World leaders meeting in Switzerland this week at the World Economic Forum have issued a call for $515 billion in “green” investments and released a report outlining the scale of spending needed to create a “clean energy infrastructure”.
The report is co-authored by some of the conference organizers and a renewable energy consultancy, and it appears on the Forum's Web page. According to the paper’s writers, an index of the world’s 90 leading “clean energy companies” had a five-year compounded annualized return of almost 10 percent, said to be “unmatched by the world’s major stock indices”.
The report had by virtue to ignore the fact that energy stocks of all types — especially oil and gas — have also consistently outperformed the world’s major indices.
Perhaps blending green energy, profit and morality just don’t work and should be stopped. Take this example: Connie Hedegaard, Minister of Climate and Energy for wind-energy powerhouse Denmark, was vocal in issuing a joint statement with Lord Nicholas Stern — the London School of Economics climate guru — that economic development and climate policy should be linked to include a focus on wind, solar, ethanol, biofuels and geothermal power ... but also "Large-scale activities in low-emitting technologies ... energy efficiency, building insulation, information and telecommunications and some low-carbon public procurement."
“These activities will provide jobs and market stimulus as well as quick economic returns and they will also help lay the foundations for a low-emissions future,” their statement said.
It is understood the low-emission technologies in question would be sold to countries now counting on hydrocarbons to lift them out of poverty.
To justify the spending, “jobs” has been added to “disastrous greenhouse effects” and “energy security” by some of the same interests seen in Budapest this past week backing the Nabucco gas pipeline while bashing gas supplies from energy giant Russia.
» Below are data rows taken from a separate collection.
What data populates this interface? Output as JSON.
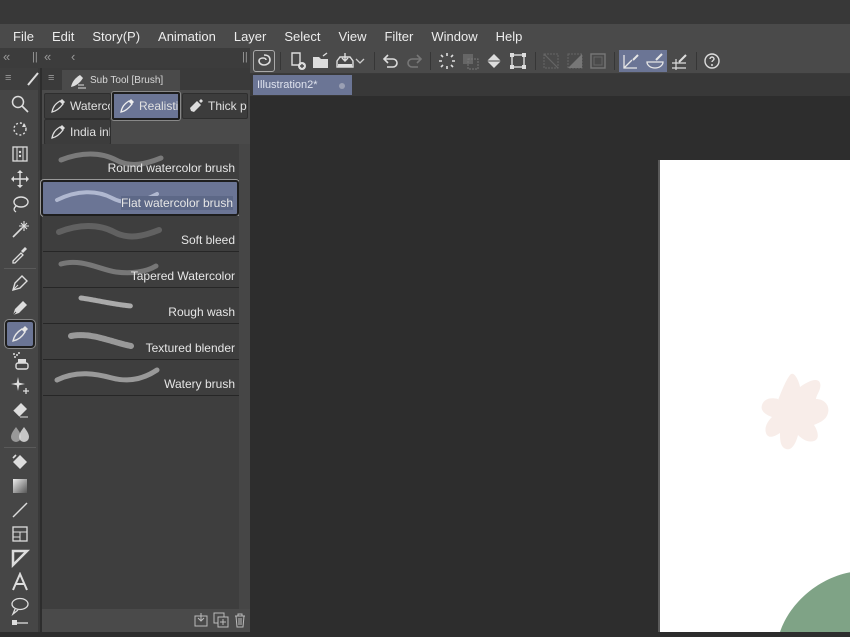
{
  "menu": [
    "File",
    "Edit",
    "Story(P)",
    "Animation",
    "Layer",
    "Select",
    "View",
    "Filter",
    "Window",
    "Help"
  ],
  "panel_strip": {
    "collapse_all": "«",
    "grip": "||",
    "collapse": "«",
    "back": "‹",
    "grip_right": "||"
  },
  "toolbar": {
    "buttons": [
      {
        "name": "clip-studio-icon",
        "active": false
      },
      {
        "name": "new-canvas-icon",
        "active": false
      },
      {
        "name": "open-folder-icon",
        "active": false
      },
      {
        "name": "save-icon",
        "active": false
      },
      {
        "name": "save-dropdown-icon",
        "active": false
      },
      {
        "name": "undo-icon",
        "active": false
      },
      {
        "name": "redo-icon",
        "active": false,
        "disabled": true
      },
      {
        "name": "clear-selection-icon",
        "active": false
      },
      {
        "name": "invert-selection-icon",
        "active": false,
        "disabled": true
      },
      {
        "name": "fill-icon",
        "active": false
      },
      {
        "name": "transform-icon",
        "active": false
      },
      {
        "name": "hide-selection-icon",
        "active": false,
        "disabled": true
      },
      {
        "name": "clip-icon",
        "active": false,
        "disabled": true
      },
      {
        "name": "border-icon",
        "active": false,
        "disabled": true
      },
      {
        "name": "ruler-snap-icon",
        "active": true
      },
      {
        "name": "special-ruler-snap-icon",
        "active": true
      },
      {
        "name": "grid-snap-icon",
        "active": false
      },
      {
        "name": "help-icon",
        "active": false
      }
    ]
  },
  "document_tab": {
    "title": "Illustration2*"
  },
  "subtool_panel": {
    "title": "Sub Tool [Brush]",
    "groups": [
      {
        "label": "Waterco",
        "active": false
      },
      {
        "label": "Realistic",
        "active": true
      },
      {
        "label": "Thick pa",
        "active": false
      },
      {
        "label": "India ink",
        "active": false
      }
    ],
    "items": [
      {
        "label": "Round watercolor brush",
        "active": false
      },
      {
        "label": "Flat watercolor brush",
        "active": true
      },
      {
        "label": "Soft bleed",
        "active": false
      },
      {
        "label": "Tapered Watercolor",
        "active": false
      },
      {
        "label": "Rough wash",
        "active": false
      },
      {
        "label": "Textured blender",
        "active": false
      },
      {
        "label": "Watery brush",
        "active": false
      }
    ]
  },
  "tools": [
    "zoom",
    "operation",
    "move-layer",
    "move",
    "lasso",
    "auto-select",
    "eyedropper",
    "pen",
    "pencil",
    "brush",
    "airbrush",
    "decoration",
    "eraser",
    "blend",
    "fill",
    "gradient",
    "figure",
    "frame-border",
    "ruler",
    "text",
    "balloon",
    "line-correction"
  ],
  "active_tool": "brush",
  "colors": {
    "accent": "#6b7595",
    "menubar": "#4a4a4a",
    "canvas_bg": "#2d2d2d",
    "paper": "#ffffff",
    "flower": "#f8ede9",
    "leaf": "#7fa386"
  }
}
The questions that beg are many: Why is nipping Russian gas revenues in favor of one’s own gas revenues the same as funding a green tomorrow? Who still lives in the Cold War?
Who’s interests are served by backing renewables but only one pipeline? Where is the moderate voice for “clean gas” — everyone's clean gas?
It seems the world needs summits like "Davos" if only to understand parallel summits like "Nabucco" in Budapest. But, perhaps it's time to state economic interests aloud without the morality play.